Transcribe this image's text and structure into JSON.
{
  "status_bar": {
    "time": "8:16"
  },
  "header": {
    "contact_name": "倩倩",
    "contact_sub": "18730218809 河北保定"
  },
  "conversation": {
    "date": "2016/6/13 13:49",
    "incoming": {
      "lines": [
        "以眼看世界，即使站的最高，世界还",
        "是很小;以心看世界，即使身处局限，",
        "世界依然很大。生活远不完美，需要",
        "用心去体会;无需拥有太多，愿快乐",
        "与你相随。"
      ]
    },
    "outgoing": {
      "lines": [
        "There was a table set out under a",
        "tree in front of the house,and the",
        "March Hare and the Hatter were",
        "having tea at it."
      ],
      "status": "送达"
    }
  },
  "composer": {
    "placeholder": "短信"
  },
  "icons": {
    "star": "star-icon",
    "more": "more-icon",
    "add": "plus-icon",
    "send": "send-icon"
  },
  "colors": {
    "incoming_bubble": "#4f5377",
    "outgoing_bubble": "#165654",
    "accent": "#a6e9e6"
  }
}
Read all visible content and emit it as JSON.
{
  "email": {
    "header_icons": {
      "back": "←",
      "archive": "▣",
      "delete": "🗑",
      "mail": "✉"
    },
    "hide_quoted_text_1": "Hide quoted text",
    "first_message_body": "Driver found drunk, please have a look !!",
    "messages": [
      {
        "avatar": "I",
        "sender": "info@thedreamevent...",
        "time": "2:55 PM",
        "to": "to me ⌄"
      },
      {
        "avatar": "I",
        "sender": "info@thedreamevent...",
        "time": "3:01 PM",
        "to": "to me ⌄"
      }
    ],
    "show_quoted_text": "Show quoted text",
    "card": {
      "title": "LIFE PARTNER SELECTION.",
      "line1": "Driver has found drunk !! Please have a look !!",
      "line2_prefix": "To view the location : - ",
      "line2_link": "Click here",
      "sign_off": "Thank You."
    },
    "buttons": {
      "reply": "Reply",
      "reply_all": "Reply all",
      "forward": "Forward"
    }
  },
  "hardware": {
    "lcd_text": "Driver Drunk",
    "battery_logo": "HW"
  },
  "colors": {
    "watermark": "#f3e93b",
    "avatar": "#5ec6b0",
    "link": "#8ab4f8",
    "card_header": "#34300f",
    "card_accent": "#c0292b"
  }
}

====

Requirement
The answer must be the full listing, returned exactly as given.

Result below
Transcribe this image's text and structure into JSON.
{
  "status_bar": {
    "time": "8:16"
  },
  "header": {
    "contact_name": "倩倩",
    "contact_sub": "18730218809 河北保定"
  },
  "conversation": {
    "date": "2016/6/13 13:49",
    "incoming": {
      "lines": [
        "以眼看世界，即使站的最高，世界还",
        "是很小;以心看世界，即使身处局限，",
        "世界依然很大。生活远不完美，需要",
        "用心去体会;无需拥有太多，愿快乐",
        "与你相随。"
      ]
    },
    "outgoing": {
      "lines": [
        "There was a table set out under a",
        "tree in front of the house,and the",
        "March Hare and the Hatter were",
        "having tea at it."
      ],
      "status": "送达"
    }
  },
  "composer": {
    "placeholder": "短信"
  },
  "icons": {
    "star": "star-icon",
    "more": "more-icon",
    "add": "plus-icon",
    "send": "send-icon"
  },
  "colors": {
    "incoming_bubble": "#4f5377",
    "outgoing_bubble": "#165654",
    "accent": "#a6e9e6"
  }
}
Read all visible content and emit it as JSON.
{
  "email": {
    "header_icons": {
      "back": "←",
      "archive": "▣",
      "delete": "🗑",
      "mail": "✉"
    },
    "hide_quoted_text_1": "Hide quoted text",
    "first_message_body": "Driver found drunk, please have a look !!",
    "messages": [
      {
        "avatar": "I",
        "sender": "info@thedreamevent...",
        "time": "2:55 PM",
        "to": "to me ⌄"
      },
      {
        "avatar": "I",
        "sender": "info@thedreamevent...",
        "time": "3:01 PM",
        "to": "to me ⌄"
      }
    ],
    "show_quoted_text": "Show quoted text",
    "card": {
      "title": "LIFE PARTNER SELECTION.",
      "line1": "Driver has found drunk !! Please have a look !!",
      "line2_prefix": "To view the location : - ",
      "line2_link": "Click here",
      "sign_off": "Thank You."
    },
    "buttons": {
      "reply": "Reply",
      "reply_all": "Reply all",
      "forward": "Forward"
    }
  },
  "hardware": {
    "lcd_text": "Driver Drunk",
    "battery_logo": "HW"
  },
  "colors": {
    "watermark": "#f3e93b",
    "avatar": "#5ec6b0",
    "link": "#8ab4f8",
    "card_header": "#34300f",
    "card_accent": "#c0292b"
  }
}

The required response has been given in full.